Have you voted yet?
Vote. Period. Don’t miss this one, and don’t make excuses this time for not doing your civic duty. Don’t miss this election. Early voting ends tomorrow – find out where you can vote in Dallas County here. November 6th is Election Day. Remember many people living here in our community do not have the privilege of voting, so your vote stands to represent not only your choice, but our community as a whole. Your vote also becomes part of what we end up with for our government, our referendums, and other ballot initiatives.
Your vote in the 2018 midterm election ultimately shapes the future of healthcare in this country. Hanging in the balance, yet again, is the future of ObamaCare or the Affordable Care Act. If Republicans keep majorities in the House and Senate, we can expect ObamaCare will end, bringing back the possibility of coverage problems for people with pre-existing conditions. If Democrats gain either in the House or Senate, then likely ObamaCare would stay; however, constant threats remain, including a court case (Texas vs. United States) that could reach the Supreme Court. This is why voting all the way down your ballot including judges is always important.
State elections are also critical this year.

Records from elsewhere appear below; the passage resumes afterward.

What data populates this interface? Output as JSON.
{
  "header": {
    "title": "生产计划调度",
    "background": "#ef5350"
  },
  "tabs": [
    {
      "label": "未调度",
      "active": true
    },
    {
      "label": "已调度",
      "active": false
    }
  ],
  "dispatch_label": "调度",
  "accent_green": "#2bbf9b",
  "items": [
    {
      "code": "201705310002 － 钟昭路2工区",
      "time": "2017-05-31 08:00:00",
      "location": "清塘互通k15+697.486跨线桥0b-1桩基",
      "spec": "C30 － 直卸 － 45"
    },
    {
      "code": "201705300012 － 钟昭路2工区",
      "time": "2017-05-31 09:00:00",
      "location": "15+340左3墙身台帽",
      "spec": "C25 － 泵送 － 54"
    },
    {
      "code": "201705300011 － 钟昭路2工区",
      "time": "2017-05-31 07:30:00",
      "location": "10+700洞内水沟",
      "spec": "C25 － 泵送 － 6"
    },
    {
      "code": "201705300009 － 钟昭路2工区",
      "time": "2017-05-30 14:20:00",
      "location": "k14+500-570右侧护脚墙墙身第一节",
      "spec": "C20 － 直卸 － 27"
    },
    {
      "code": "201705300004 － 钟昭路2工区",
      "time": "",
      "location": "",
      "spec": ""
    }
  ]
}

While Republicans hold solid majorities in both the Texas House and Senate, flipping a few seats in the Senate could change their three-fifth’s majority which would stop the ability to bring legislation to the Senate floor without the support of Democrats. Changing seats in the House could impact the election of the next Speaker who will take over for Joe Straus. As Rep. Straus played a critical in blocking bills like the bathroom bill, moving more Republican with this election could enable perhaps a more conservative Speaker with less interest in avoiding such issues.

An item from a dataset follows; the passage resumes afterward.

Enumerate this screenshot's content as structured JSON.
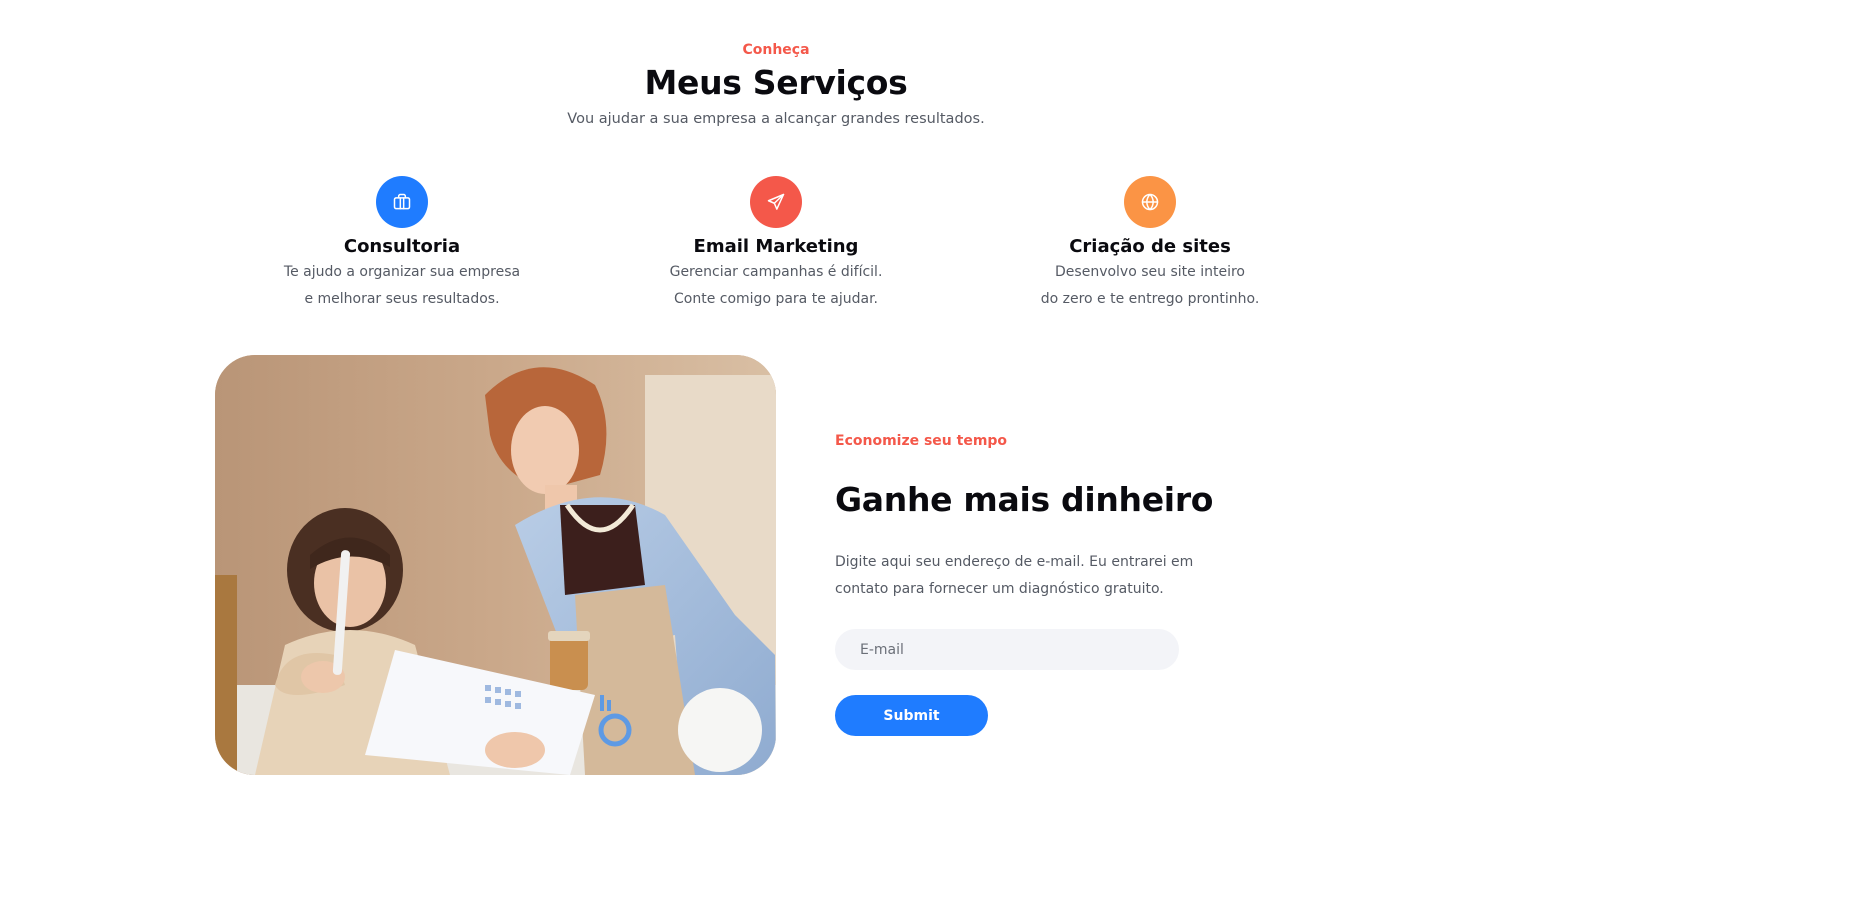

How Texas deals with a number of healthcare issues will also be highly dependent on the make-up of our next legislature. We still maintain the highest number of uninsured people in the nation, and to date, there is been little willingness by the legislature to consider Medicaid expansion or additional coverage for the working poor. With healthcare at the top of the list in most voter’s minds, a change from Republican to Democrat could signal a need to look for more solutions around this issue. No change could be the signal that keeps the current direction steady.
A recent article in the New York Times highlighted that the Trump Administration is considering a change to the federal civil rights law by defining gender “based on immutable biological traits identifiable by or before birth.” Such a change would effectively be ignoring the existence of transgender people. This would be inconsistent with our organization’s values and contradictory to what science and medicine tells us. Such policy positions are emboldened by who we vote for.
So, please vote. Know that I am not telling you who to vote for, but recognize that this is critical junction, and know that healthcare will be among the most important considerations when we go to the polls this time.